Differential treatment of the Jewish state.
University of Western Ontario, 2008 (FSWC Photo)
Israel is singled out and falsely accused of committing horrendous crimes when human rights violations are occurring all around it. Many countries across the Middle East are lacking basic human rights and freedoms. Women, homosexuals, and religious minorities often do not enjoy the same rights or privileges as their fellow citizens. This is completely unlike the only true democracy in the Middle East. Israel is a safe haven for all religious and ethnic minorities.
For a printable info sheet about Israel’s support of tolerance in comparison to other countries in the Middle East, click here.
Shouting ‘Death to Jews’ at campus rallies. This allegedly occurred at McMaster University in Canada on Feb 29 2008 and is still being investigated by Hamilton Police. Also hateful is praise for ‘Intifada’ and calls for more of it. ‘Intifada’ literally means ‘shaking off’, but it has come to describe the Palestinian campaign of suicide bombings and mortar firing which specifically targeted Jewish civilians – hundreds of whom were murdered. Calls for ‘Intifada’ are often shouted at rallies across the country.
McMaster University, 2008. Student sign calls for all of Israel to be Judenrein, or ‘free of Jews’. (FSWC Photo)
Trivializing the Holocaust. By drawing incorrect, offensive comparisons between the living conditions of inhabitants of the Palestinian territories and the plight of prisoners in Nazi concentration camps. Also hateful is the drawing of an equivalency between soldiers of Israel’s national army and the Nazi S.S.

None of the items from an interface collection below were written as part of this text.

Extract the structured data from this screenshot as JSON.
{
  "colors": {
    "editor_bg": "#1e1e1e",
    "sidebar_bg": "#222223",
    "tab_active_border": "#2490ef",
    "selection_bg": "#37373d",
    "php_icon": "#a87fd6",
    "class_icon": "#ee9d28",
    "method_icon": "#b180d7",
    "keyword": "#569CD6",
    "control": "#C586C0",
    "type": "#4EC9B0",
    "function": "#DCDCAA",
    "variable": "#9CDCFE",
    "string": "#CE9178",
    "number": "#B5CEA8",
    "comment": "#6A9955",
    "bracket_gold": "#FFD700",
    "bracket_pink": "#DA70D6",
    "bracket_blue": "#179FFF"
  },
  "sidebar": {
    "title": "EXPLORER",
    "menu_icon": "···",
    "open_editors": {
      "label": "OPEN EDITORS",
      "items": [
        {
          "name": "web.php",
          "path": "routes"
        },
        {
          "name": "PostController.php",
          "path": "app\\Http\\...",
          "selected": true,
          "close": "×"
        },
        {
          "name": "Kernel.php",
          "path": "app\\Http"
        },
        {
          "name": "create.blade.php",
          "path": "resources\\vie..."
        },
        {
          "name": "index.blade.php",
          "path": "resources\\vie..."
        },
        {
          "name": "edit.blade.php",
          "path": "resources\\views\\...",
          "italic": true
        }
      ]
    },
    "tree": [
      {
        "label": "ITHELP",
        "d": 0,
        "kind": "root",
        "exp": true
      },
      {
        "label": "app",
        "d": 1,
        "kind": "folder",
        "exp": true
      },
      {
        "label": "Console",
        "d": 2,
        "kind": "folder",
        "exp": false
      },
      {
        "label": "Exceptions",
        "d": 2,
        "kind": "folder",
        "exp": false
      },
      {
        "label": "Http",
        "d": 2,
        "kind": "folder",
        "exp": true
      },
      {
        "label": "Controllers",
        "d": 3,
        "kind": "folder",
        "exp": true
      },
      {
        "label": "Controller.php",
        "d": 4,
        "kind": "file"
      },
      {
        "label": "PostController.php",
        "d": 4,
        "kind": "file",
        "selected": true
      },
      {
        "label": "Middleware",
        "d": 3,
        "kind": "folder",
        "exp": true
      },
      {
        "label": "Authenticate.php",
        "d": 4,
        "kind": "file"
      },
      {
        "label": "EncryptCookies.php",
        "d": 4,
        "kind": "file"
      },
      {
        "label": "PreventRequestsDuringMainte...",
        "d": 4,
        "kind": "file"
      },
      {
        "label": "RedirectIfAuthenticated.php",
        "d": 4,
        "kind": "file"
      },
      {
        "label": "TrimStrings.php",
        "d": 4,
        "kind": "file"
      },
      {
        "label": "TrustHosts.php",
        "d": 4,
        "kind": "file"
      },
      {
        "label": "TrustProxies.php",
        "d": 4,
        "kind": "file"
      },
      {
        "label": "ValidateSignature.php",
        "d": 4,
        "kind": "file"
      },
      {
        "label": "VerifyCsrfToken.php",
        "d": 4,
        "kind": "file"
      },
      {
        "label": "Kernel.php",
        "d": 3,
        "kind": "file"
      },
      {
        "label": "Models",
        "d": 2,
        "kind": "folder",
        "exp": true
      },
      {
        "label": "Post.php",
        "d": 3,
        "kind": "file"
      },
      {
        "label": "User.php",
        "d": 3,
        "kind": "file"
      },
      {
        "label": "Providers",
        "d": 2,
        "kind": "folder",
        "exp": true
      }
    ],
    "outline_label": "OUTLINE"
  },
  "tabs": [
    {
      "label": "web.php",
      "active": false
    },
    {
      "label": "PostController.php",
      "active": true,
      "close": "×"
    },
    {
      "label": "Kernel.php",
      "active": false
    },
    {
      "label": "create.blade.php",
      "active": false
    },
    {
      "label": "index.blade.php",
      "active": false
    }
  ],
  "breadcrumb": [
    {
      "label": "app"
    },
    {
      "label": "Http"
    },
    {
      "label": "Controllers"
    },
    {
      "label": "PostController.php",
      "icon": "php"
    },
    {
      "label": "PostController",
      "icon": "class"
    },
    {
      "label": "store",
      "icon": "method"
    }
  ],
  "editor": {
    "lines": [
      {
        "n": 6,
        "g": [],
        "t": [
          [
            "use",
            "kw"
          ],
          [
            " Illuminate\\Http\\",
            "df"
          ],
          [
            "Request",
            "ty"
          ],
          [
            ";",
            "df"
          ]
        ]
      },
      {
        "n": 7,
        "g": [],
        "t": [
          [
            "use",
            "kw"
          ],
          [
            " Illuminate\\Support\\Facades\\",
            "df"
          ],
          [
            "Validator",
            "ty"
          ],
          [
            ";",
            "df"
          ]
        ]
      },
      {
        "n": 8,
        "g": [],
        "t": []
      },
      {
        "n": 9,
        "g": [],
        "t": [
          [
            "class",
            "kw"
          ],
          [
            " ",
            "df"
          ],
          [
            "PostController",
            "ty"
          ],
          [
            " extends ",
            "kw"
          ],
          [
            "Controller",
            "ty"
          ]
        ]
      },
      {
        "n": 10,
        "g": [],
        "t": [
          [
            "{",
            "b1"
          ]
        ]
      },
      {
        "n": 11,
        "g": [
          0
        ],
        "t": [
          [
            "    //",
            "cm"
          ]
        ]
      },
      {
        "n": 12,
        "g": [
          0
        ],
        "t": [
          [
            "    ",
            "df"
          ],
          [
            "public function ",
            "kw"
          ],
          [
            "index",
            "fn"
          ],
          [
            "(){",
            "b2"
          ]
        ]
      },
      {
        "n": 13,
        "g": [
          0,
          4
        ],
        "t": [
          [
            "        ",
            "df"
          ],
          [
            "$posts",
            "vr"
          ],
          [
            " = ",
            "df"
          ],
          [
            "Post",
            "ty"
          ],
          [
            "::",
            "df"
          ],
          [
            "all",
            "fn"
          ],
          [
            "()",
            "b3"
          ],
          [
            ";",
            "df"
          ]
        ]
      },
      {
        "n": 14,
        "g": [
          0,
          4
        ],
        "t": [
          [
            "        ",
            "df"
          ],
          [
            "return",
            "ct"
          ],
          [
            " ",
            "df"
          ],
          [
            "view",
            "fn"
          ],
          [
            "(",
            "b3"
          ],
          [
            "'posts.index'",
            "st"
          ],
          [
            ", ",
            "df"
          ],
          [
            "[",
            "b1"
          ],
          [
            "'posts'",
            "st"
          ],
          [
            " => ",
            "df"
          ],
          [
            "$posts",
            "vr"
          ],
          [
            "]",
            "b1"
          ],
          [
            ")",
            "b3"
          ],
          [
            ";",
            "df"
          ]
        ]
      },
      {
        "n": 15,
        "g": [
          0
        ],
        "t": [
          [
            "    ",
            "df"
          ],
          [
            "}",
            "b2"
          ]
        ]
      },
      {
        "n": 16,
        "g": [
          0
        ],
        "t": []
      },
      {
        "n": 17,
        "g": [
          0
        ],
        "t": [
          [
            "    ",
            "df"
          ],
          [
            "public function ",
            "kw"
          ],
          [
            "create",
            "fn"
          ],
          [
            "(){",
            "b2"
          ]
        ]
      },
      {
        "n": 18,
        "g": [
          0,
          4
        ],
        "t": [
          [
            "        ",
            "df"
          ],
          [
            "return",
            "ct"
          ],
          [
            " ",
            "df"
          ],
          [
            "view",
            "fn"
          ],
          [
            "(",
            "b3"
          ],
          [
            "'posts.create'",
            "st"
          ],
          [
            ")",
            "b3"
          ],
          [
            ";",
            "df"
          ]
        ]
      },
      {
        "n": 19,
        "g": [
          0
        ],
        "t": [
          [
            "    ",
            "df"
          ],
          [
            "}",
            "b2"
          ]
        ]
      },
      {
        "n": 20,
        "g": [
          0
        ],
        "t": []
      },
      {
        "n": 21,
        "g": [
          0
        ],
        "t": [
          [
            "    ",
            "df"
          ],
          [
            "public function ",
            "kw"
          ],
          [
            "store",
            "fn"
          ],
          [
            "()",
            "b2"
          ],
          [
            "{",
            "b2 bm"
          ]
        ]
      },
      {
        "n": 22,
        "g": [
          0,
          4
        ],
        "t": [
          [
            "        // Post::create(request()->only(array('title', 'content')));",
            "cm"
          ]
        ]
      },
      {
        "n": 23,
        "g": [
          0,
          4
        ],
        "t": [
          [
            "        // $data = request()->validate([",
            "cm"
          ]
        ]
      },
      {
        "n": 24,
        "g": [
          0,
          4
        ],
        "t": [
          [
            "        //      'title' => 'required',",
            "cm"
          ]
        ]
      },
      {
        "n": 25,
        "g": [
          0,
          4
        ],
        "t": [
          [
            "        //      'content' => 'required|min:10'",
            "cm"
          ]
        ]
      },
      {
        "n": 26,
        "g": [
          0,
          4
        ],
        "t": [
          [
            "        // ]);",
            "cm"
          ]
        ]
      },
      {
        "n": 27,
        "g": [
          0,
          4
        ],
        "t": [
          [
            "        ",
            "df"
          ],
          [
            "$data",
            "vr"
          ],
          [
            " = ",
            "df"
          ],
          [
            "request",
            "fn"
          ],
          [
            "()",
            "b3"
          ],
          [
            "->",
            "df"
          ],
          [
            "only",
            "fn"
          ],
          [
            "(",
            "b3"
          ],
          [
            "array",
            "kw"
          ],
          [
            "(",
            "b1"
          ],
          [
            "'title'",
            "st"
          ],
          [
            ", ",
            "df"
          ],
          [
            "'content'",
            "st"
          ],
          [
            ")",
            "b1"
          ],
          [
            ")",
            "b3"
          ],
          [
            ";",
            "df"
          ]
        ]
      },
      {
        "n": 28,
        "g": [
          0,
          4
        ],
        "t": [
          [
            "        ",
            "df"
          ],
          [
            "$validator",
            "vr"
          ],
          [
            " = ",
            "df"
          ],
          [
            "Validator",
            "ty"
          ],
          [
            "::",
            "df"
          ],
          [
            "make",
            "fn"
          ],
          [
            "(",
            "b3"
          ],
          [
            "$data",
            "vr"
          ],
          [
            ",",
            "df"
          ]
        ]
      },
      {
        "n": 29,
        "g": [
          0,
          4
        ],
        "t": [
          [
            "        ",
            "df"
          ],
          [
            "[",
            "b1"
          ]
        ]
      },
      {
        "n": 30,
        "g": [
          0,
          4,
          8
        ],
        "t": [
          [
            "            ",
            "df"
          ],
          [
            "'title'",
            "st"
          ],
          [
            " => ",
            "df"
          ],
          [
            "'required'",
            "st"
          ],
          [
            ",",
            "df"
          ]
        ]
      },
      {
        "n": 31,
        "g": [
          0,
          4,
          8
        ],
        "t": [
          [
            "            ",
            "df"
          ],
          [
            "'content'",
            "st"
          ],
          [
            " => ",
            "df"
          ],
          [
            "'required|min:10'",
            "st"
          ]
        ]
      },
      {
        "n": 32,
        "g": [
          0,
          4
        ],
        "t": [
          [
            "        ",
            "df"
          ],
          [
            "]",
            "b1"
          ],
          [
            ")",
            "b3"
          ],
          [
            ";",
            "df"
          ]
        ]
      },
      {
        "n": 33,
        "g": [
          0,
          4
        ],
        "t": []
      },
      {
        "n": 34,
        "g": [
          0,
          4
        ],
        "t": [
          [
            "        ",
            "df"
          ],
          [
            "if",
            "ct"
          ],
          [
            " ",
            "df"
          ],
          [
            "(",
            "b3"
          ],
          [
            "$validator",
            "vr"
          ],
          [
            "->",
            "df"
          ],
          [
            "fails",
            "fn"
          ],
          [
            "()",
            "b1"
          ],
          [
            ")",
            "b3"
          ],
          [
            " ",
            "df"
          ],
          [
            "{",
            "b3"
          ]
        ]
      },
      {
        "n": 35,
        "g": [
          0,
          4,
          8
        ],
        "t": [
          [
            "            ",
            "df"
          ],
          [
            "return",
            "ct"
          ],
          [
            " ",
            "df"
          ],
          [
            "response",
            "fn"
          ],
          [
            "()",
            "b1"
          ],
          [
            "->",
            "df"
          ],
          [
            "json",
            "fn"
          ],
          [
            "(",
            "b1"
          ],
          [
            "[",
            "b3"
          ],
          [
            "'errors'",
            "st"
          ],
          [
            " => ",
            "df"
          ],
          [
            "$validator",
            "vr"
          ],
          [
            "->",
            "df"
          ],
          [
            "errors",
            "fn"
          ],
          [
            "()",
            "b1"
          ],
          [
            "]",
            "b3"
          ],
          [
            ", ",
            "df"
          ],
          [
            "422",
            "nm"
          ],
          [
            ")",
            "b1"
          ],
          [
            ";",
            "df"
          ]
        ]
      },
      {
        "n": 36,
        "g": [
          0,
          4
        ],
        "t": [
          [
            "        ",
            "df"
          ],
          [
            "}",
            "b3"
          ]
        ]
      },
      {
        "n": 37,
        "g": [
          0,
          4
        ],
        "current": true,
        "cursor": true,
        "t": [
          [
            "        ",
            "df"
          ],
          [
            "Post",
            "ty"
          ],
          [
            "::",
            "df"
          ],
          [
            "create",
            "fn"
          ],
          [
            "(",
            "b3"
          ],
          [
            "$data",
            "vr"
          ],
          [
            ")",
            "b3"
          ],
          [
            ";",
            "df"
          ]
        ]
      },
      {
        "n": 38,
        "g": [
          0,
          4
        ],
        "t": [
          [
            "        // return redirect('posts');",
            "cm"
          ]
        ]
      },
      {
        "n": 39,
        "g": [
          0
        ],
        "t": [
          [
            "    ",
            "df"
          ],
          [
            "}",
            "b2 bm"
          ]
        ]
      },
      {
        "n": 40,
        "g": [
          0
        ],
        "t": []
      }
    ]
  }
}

Justification of the deaths of innocent Jews.
Some campus advocates refer to suicide bombings as legitimate ‘resistance’. The violent murder of innocent bystanders can never be justified. It is terrorism – and homicide.
Anti-Israel protesters at York University
Cheer ‘Intifada’ (Fef Films Photo)
The FSWC Student Ambassador Program is a part of the Wiesenthal Campus Initiative and is made up of passionate individuals who help us in our quest to monitor and document any and all acts of antiSemitism and intolerance on campuses across Canada. FSWC Student Ambassadors are the ‘eyes and ears’ on the ground, helping FSWC develop effective and appropriate programs for the students by the students.
Friends of Simon Wiesenthal Center is here to counter anti-Semitism, hate, and intolerance through education and advocacy. We aim to promote tolerance, justice, and human rights, and work to keep the memory of the Holocaust alive through education.
It is for this very reason that we have restructured our Ambassador Program to meet the needs of both students and community members at large.
If you wish to become an FSWC Student Ambassador on your campus, or if you wish to learn more please email: firstname.lastname@example.org. We are always looking for motivated, passionate students to help us in our mission.
To report hate on campus, please email email@example.com.
To get involved with FSWC, email firstname.lastname@example.org.